Problem to solve
A verbatim copy of the records is required, with all pictures left out.

----- Records -----

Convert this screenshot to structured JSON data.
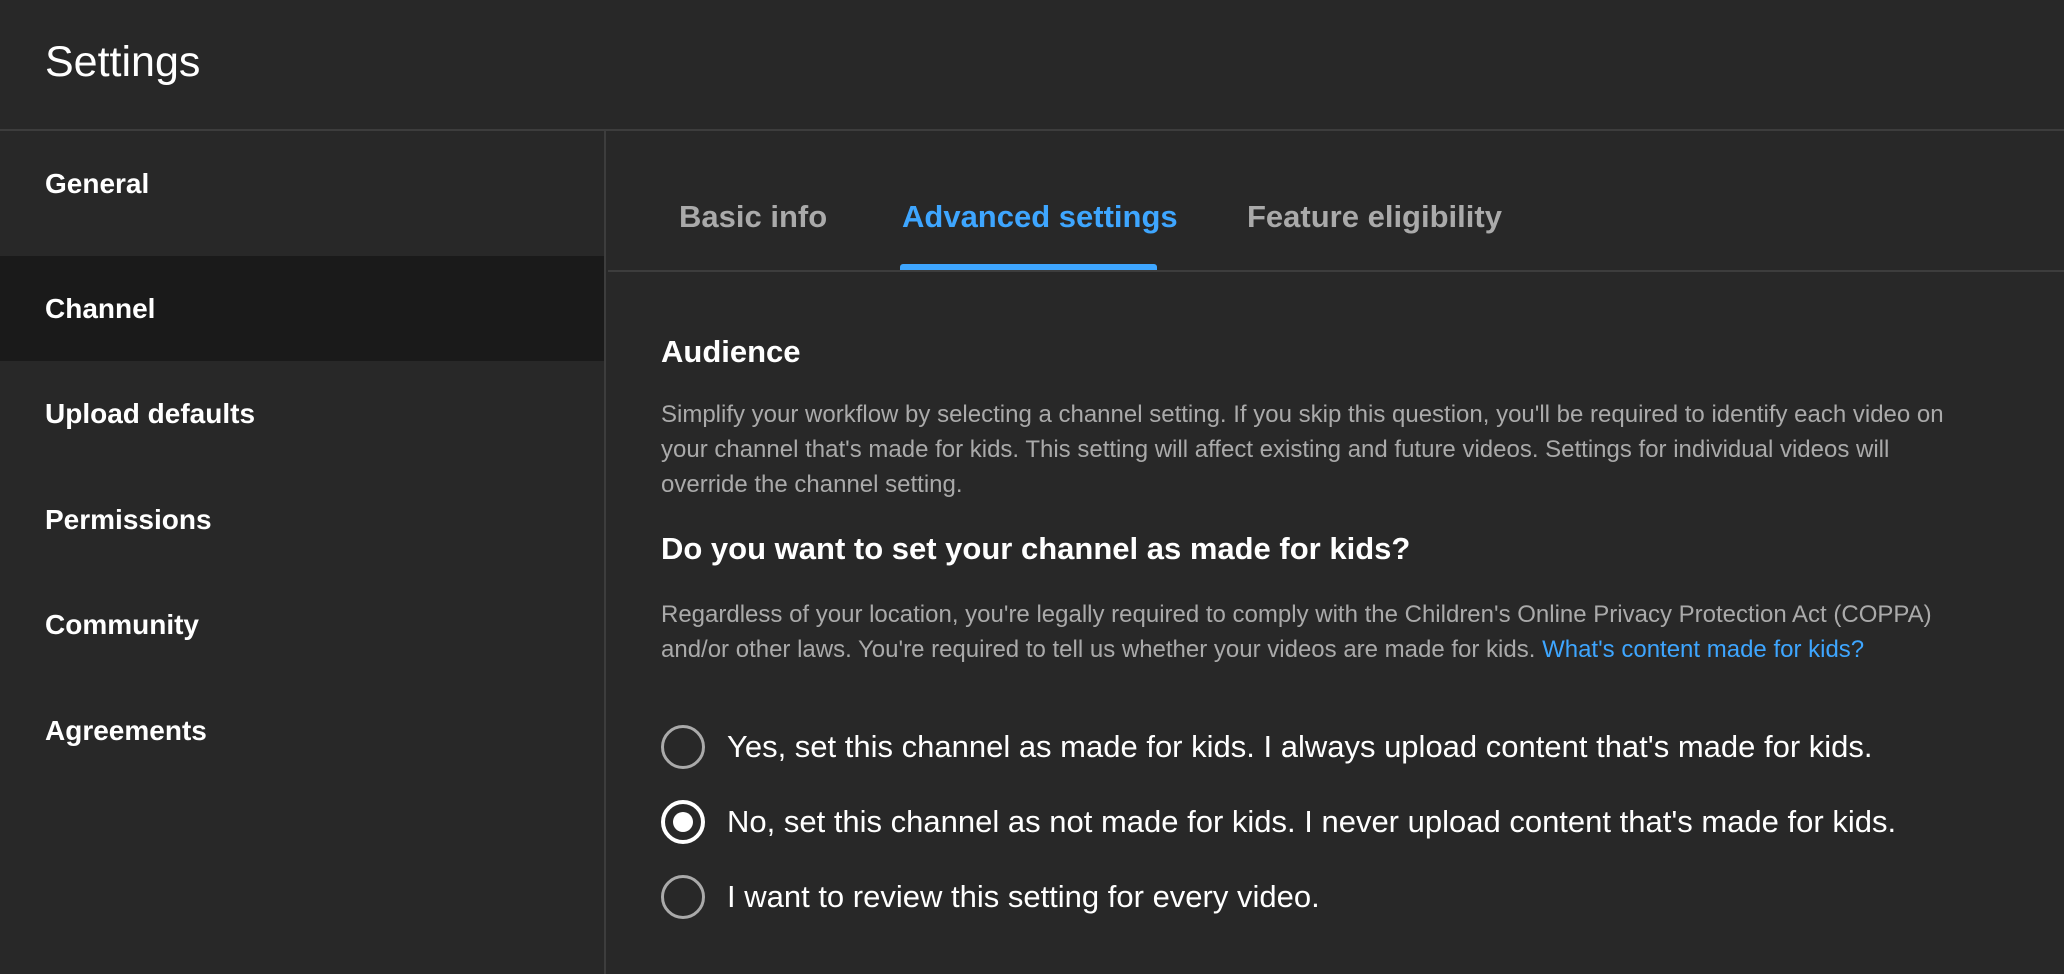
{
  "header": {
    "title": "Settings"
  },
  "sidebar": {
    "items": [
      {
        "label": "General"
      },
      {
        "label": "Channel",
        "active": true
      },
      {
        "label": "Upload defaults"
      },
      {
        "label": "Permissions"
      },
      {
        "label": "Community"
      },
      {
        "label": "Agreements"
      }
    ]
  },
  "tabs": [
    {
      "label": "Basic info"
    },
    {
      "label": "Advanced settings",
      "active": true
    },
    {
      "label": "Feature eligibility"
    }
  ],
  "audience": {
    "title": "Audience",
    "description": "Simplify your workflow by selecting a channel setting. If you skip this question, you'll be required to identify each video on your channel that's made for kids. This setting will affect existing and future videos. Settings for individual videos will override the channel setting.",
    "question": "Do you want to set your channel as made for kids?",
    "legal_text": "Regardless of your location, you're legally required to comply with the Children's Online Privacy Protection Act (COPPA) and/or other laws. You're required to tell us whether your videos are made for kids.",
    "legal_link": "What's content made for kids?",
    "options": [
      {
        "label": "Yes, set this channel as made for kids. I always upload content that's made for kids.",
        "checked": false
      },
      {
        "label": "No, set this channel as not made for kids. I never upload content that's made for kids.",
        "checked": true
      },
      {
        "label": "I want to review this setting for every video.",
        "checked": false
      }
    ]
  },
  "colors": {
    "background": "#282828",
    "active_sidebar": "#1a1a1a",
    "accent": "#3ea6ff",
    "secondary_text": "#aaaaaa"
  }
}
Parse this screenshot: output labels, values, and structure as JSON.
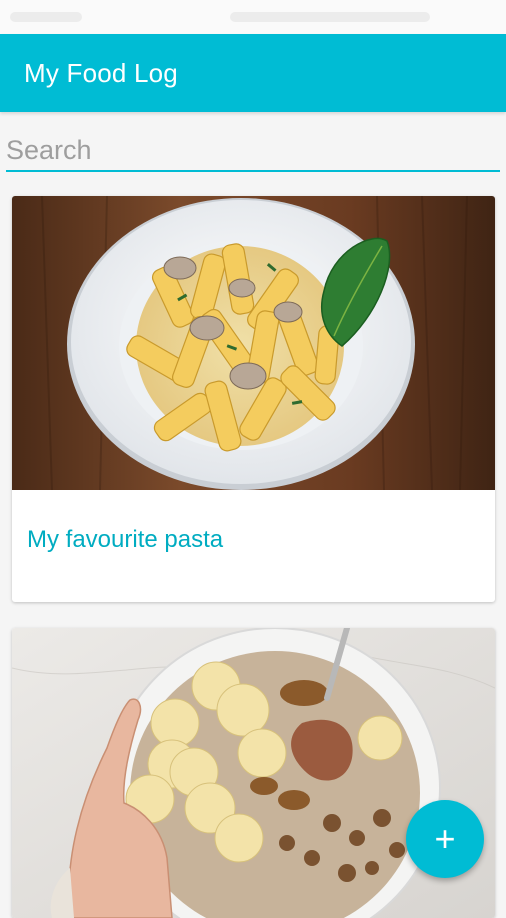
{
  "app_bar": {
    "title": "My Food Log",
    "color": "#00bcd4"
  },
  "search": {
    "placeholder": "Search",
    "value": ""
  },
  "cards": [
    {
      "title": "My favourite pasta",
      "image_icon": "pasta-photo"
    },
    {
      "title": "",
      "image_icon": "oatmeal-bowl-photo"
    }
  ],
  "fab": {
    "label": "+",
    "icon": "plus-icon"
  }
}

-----

Result for this exercise
Convert this screenshot to structured JSON data.
{
  "header": {
    "title": "Settings"
  },
  "sidebar": {
    "items": [
      {
        "label": "General"
      },
      {
        "label": "Channel",
        "active": true
      },
      {
        "label": "Upload defaults"
      },
      {
        "label": "Permissions"
      },
      {
        "label": "Community"
      },
      {
        "label": "Agreements"
      }
    ]
  },
  "tabs": [
    {
      "label": "Basic info"
    },
    {
      "label": "Advanced settings",
      "active": true
    },
    {
      "label": "Feature eligibility"
    }
  ],
  "audience": {
    "title": "Audience",
    "description": "Simplify your workflow by selecting a channel setting. If you skip this question, you'll be required to identify each video on your channel that's made for kids. This setting will affect existing and future videos. Settings for individual videos will override the channel setting.",
    "question": "Do you want to set your channel as made for kids?",
    "legal_text": "Regardless of your location, you're legally required to comply with the Children's Online Privacy Protection Act (COPPA) and/or other laws. You're required to tell us whether your videos are made for kids.",
    "legal_link": "What's content made for kids?",
    "options": [
      {
        "label": "Yes, set this channel as made for kids. I always upload content that's made for kids.",
        "checked": false
      },
      {
        "label": "No, set this channel as not made for kids. I never upload content that's made for kids.",
        "checked": true
      },
      {
        "label": "I want to review this setting for every video.",
        "checked": false
      }
    ]
  },
  "colors": {
    "background": "#282828",
    "active_sidebar": "#1a1a1a",
    "accent": "#3ea6ff",
    "secondary_text": "#aaaaaa"
  }
}
Parse this screenshot: output labels, values, and structure as JSON.
{
  "app_bar": {
    "title": "My Food Log",
    "color": "#00bcd4"
  },
  "search": {
    "placeholder": "Search",
    "value": ""
  },
  "cards": [
    {
      "title": "My favourite pasta",
      "image_icon": "pasta-photo"
    },
    {
      "title": "",
      "image_icon": "oatmeal-bowl-photo"
    }
  ],
  "fab": {
    "label": "+",
    "icon": "plus-icon"
  }
}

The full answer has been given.